> [RECORDS PROVIDED]:
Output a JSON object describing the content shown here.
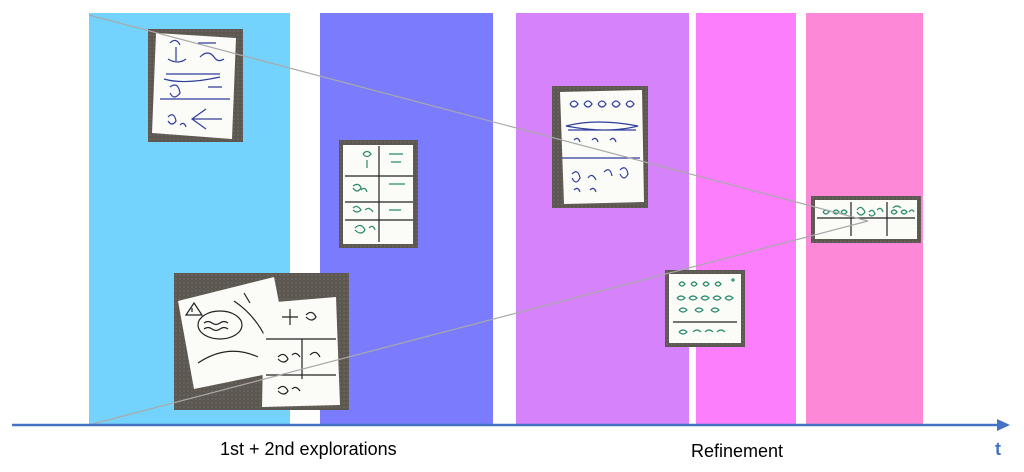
{
  "timeline": {
    "phase_labels": [
      "1st + 2nd explorations",
      "Refinement"
    ],
    "axis_label": "t"
  },
  "colors": {
    "band_1": "#74d3fd",
    "band_2": "#7a7cfd",
    "band_3": "#d683fb",
    "band_4": "#fd7efd",
    "band_5": "#fd88d8",
    "axis": "#4472c4"
  }
}
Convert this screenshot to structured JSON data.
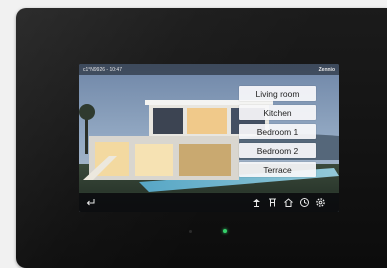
{
  "status_bar": {
    "left_text": "c1°N9926 - 10:47",
    "brand": "Zennio"
  },
  "rooms": [
    {
      "label": "Living room"
    },
    {
      "label": "Kitchen"
    },
    {
      "label": "Bedroom 1"
    },
    {
      "label": "Bedroom 2"
    },
    {
      "label": "Terrace"
    }
  ],
  "bottom_bar": {
    "icons": [
      "back-arrow-icon",
      "lamp-icon",
      "blinds-icon",
      "home-icon",
      "clock-icon",
      "settings-icon"
    ]
  },
  "colors": {
    "device_body": "#151515",
    "status_led": "#35d06a",
    "room_button_bg": "#f8f8fa"
  }
}
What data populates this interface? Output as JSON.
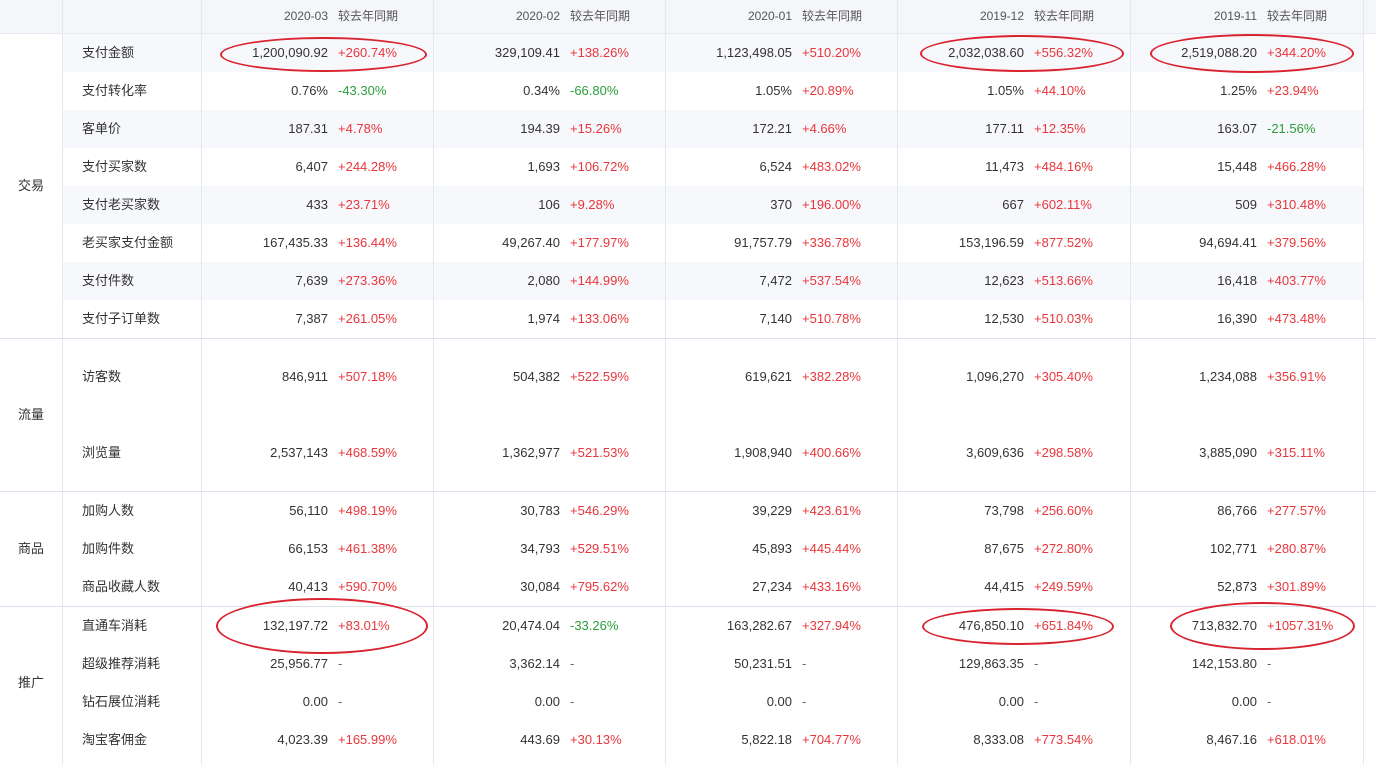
{
  "header": {
    "months": [
      "2020-03",
      "2020-02",
      "2020-01",
      "2019-12",
      "2019-11"
    ],
    "compare_label": "较去年同期"
  },
  "sections": [
    {
      "name": "交易",
      "rows": [
        {
          "metric": "支付金额",
          "cells": [
            [
              "1,200,090.92",
              "+260.74%"
            ],
            [
              "329,109.41",
              "+138.26%"
            ],
            [
              "1,123,498.05",
              "+510.20%"
            ],
            [
              "2,032,038.60",
              "+556.32%"
            ],
            [
              "2,519,088.20",
              "+344.20%"
            ]
          ]
        },
        {
          "metric": "支付转化率",
          "cells": [
            [
              "0.76%",
              "-43.30%"
            ],
            [
              "0.34%",
              "-66.80%"
            ],
            [
              "1.05%",
              "+20.89%"
            ],
            [
              "1.05%",
              "+44.10%"
            ],
            [
              "1.25%",
              "+23.94%"
            ]
          ]
        },
        {
          "metric": "客单价",
          "cells": [
            [
              "187.31",
              "+4.78%"
            ],
            [
              "194.39",
              "+15.26%"
            ],
            [
              "172.21",
              "+4.66%"
            ],
            [
              "177.11",
              "+12.35%"
            ],
            [
              "163.07",
              "-21.56%"
            ]
          ]
        },
        {
          "metric": "支付买家数",
          "cells": [
            [
              "6,407",
              "+244.28%"
            ],
            [
              "1,693",
              "+106.72%"
            ],
            [
              "6,524",
              "+483.02%"
            ],
            [
              "11,473",
              "+484.16%"
            ],
            [
              "15,448",
              "+466.28%"
            ]
          ]
        },
        {
          "metric": "支付老买家数",
          "cells": [
            [
              "433",
              "+23.71%"
            ],
            [
              "106",
              "+9.28%"
            ],
            [
              "370",
              "+196.00%"
            ],
            [
              "667",
              "+602.11%"
            ],
            [
              "509",
              "+310.48%"
            ]
          ]
        },
        {
          "metric": "老买家支付金额",
          "cells": [
            [
              "167,435.33",
              "+136.44%"
            ],
            [
              "49,267.40",
              "+177.97%"
            ],
            [
              "91,757.79",
              "+336.78%"
            ],
            [
              "153,196.59",
              "+877.52%"
            ],
            [
              "94,694.41",
              "+379.56%"
            ]
          ]
        },
        {
          "metric": "支付件数",
          "cells": [
            [
              "7,639",
              "+273.36%"
            ],
            [
              "2,080",
              "+144.99%"
            ],
            [
              "7,472",
              "+537.54%"
            ],
            [
              "12,623",
              "+513.66%"
            ],
            [
              "16,418",
              "+403.77%"
            ]
          ]
        },
        {
          "metric": "支付子订单数",
          "cells": [
            [
              "7,387",
              "+261.05%"
            ],
            [
              "1,974",
              "+133.06%"
            ],
            [
              "7,140",
              "+510.78%"
            ],
            [
              "12,530",
              "+510.03%"
            ],
            [
              "16,390",
              "+473.48%"
            ]
          ]
        }
      ]
    },
    {
      "name": "流量",
      "rows": [
        {
          "metric": "访客数",
          "cells": [
            [
              "846,911",
              "+507.18%"
            ],
            [
              "504,382",
              "+522.59%"
            ],
            [
              "619,621",
              "+382.28%"
            ],
            [
              "1,096,270",
              "+305.40%"
            ],
            [
              "1,234,088",
              "+356.91%"
            ]
          ]
        },
        {
          "metric": "浏览量",
          "cells": [
            [
              "2,537,143",
              "+468.59%"
            ],
            [
              "1,362,977",
              "+521.53%"
            ],
            [
              "1,908,940",
              "+400.66%"
            ],
            [
              "3,609,636",
              "+298.58%"
            ],
            [
              "3,885,090",
              "+315.11%"
            ]
          ]
        }
      ]
    },
    {
      "name": "商品",
      "rows": [
        {
          "metric": "加购人数",
          "cells": [
            [
              "56,110",
              "+498.19%"
            ],
            [
              "30,783",
              "+546.29%"
            ],
            [
              "39,229",
              "+423.61%"
            ],
            [
              "73,798",
              "+256.60%"
            ],
            [
              "86,766",
              "+277.57%"
            ]
          ]
        },
        {
          "metric": "加购件数",
          "cells": [
            [
              "66,153",
              "+461.38%"
            ],
            [
              "34,793",
              "+529.51%"
            ],
            [
              "45,893",
              "+445.44%"
            ],
            [
              "87,675",
              "+272.80%"
            ],
            [
              "102,771",
              "+280.87%"
            ]
          ]
        },
        {
          "metric": "商品收藏人数",
          "cells": [
            [
              "40,413",
              "+590.70%"
            ],
            [
              "30,084",
              "+795.62%"
            ],
            [
              "27,234",
              "+433.16%"
            ],
            [
              "44,415",
              "+249.59%"
            ],
            [
              "52,873",
              "+301.89%"
            ]
          ]
        }
      ]
    },
    {
      "name": "推广",
      "rows": [
        {
          "metric": "直通车消耗",
          "cells": [
            [
              "132,197.72",
              "+83.01%"
            ],
            [
              "20,474.04",
              "-33.26%"
            ],
            [
              "163,282.67",
              "+327.94%"
            ],
            [
              "476,850.10",
              "+651.84%"
            ],
            [
              "713,832.70",
              "+1057.31%"
            ]
          ]
        },
        {
          "metric": "超级推荐消耗",
          "cells": [
            [
              "25,956.77",
              "-"
            ],
            [
              "3,362.14",
              "-"
            ],
            [
              "50,231.51",
              "-"
            ],
            [
              "129,863.35",
              "-"
            ],
            [
              "142,153.80",
              "-"
            ]
          ]
        },
        {
          "metric": "钻石展位消耗",
          "cells": [
            [
              "0.00",
              "-"
            ],
            [
              "0.00",
              "-"
            ],
            [
              "0.00",
              "-"
            ],
            [
              "0.00",
              "-"
            ],
            [
              "0.00",
              "-"
            ]
          ]
        },
        {
          "metric": "淘宝客佣金",
          "cells": [
            [
              "4,023.39",
              "+165.99%"
            ],
            [
              "443.69",
              "+30.13%"
            ],
            [
              "5,822.18",
              "+704.77%"
            ],
            [
              "8,333.08",
              "+773.54%"
            ],
            [
              "8,467.16",
              "+618.01%"
            ]
          ]
        }
      ]
    }
  ],
  "highlights": [
    {
      "metric": "支付金额",
      "month": "2020-03"
    },
    {
      "metric": "支付金额",
      "month": "2019-12"
    },
    {
      "metric": "支付金额",
      "month": "2019-11"
    },
    {
      "metric": "直通车消耗",
      "month": "2020-03"
    },
    {
      "metric": "直通车消耗",
      "month": "2019-12"
    },
    {
      "metric": "直通车消耗",
      "month": "2019-11"
    }
  ],
  "colors": {
    "increase": "#e8363b",
    "decrease": "#2a9d3a",
    "annotation": "#d9232e",
    "header_bg": "#f4f6fa"
  }
}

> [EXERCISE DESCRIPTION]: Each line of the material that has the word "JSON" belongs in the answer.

> [ANSWER SECTION]:
Output a JSON object describing the content shown here.
Convert this screenshot to structured JSON data.
What data populates this interface? Output as JSON.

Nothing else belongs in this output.